their own blend. You’re a/c tech had to carry many various jugs along, depending on your name
brand of equipment. Over the years, R-22 became the industry standard because of it's great
properties in operating and efficiency. This also helped keep your service bills down as it was
inexpensive, and your service tech did not need to stock many different types, and standardization
helped decrease mistakes and repairs from mis-labeled or unknown refrigerant in your systems.
However as Electric bills have increased due to rising energy costs and greater importation of
energy needed, efficiency has become a major player. Additionally, environmentalists have been
paying close attention to recent changes in our global climate.
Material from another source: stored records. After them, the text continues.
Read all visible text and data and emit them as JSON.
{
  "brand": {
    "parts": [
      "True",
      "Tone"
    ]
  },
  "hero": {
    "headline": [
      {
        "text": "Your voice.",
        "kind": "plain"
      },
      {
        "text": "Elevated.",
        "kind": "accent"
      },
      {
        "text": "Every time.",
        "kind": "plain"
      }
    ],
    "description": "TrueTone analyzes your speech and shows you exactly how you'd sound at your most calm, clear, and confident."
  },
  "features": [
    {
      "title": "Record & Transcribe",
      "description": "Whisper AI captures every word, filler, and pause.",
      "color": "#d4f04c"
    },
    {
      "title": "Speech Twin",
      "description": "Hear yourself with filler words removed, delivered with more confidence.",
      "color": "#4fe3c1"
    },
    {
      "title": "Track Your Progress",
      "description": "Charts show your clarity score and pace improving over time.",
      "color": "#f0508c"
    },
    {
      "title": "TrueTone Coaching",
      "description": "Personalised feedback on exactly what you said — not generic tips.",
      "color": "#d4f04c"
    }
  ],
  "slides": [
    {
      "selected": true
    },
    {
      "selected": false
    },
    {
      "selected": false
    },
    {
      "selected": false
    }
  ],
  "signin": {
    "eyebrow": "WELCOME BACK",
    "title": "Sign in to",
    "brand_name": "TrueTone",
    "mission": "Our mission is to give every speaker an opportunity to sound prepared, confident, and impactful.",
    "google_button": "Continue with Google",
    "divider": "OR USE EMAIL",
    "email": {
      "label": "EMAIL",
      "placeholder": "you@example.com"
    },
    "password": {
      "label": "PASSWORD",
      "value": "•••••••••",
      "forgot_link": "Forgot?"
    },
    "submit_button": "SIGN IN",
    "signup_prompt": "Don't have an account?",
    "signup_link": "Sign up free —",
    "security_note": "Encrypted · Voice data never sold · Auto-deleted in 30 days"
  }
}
Our government and others, along
with the industry, have debated over the extent of what the cause and effects are of chlorine based
refrigerants. The current standard, R-22 is one of the Chlorine based refrigerants that many
scientists believe are destroying our atmosphere. The new blend, R410a, is considered to be not
harmful to the atmosphere and ozone layer, and has proven the best replacement for the high
efficiency we all desire. R-22 had hit the top of its reasonable efficiency range (around the 15
SEER range), however, R-410a is already designed in units as high as 27.5 SEER and has much
farther to go.
(This process is similar to phasing out R-12 which was previously used in auto-air conditioning and
freezer/refrigerators. If you remember how the government and the industry phased out R-12 for
automobiles, you will understand the same principles. R-12 was replaced by R-134a first, since it
was deemed more the priority.)
Since the Clean Air Act ultimately requires the end of R-22 refrigerant production, what will
the HVAC industry use?

R-410a is an ozone-friendly refrigerant designed to replace R-22. R-410a refrigerant does not
contribute to ozone depletion. R-410a is actually a blend of two prior refrigerants, and therefore
does have some new and unusual characteristics in handling and charging, but your qualified Air
Magic Building Magic service technician has taken classes and knows all about these.
Remember, there have always been many different refrigerants used in cooling,
such as propane, alcohol, water, bichlorodiflouromethane (R12), and so many
more, including blends. You may even be familiar with many of the designation
numbers such as R-500, R-502, R-12, R-22, R-410a, R-414b (a drop in
replacement for R-12), R-134a (commonly used in automotive use) and many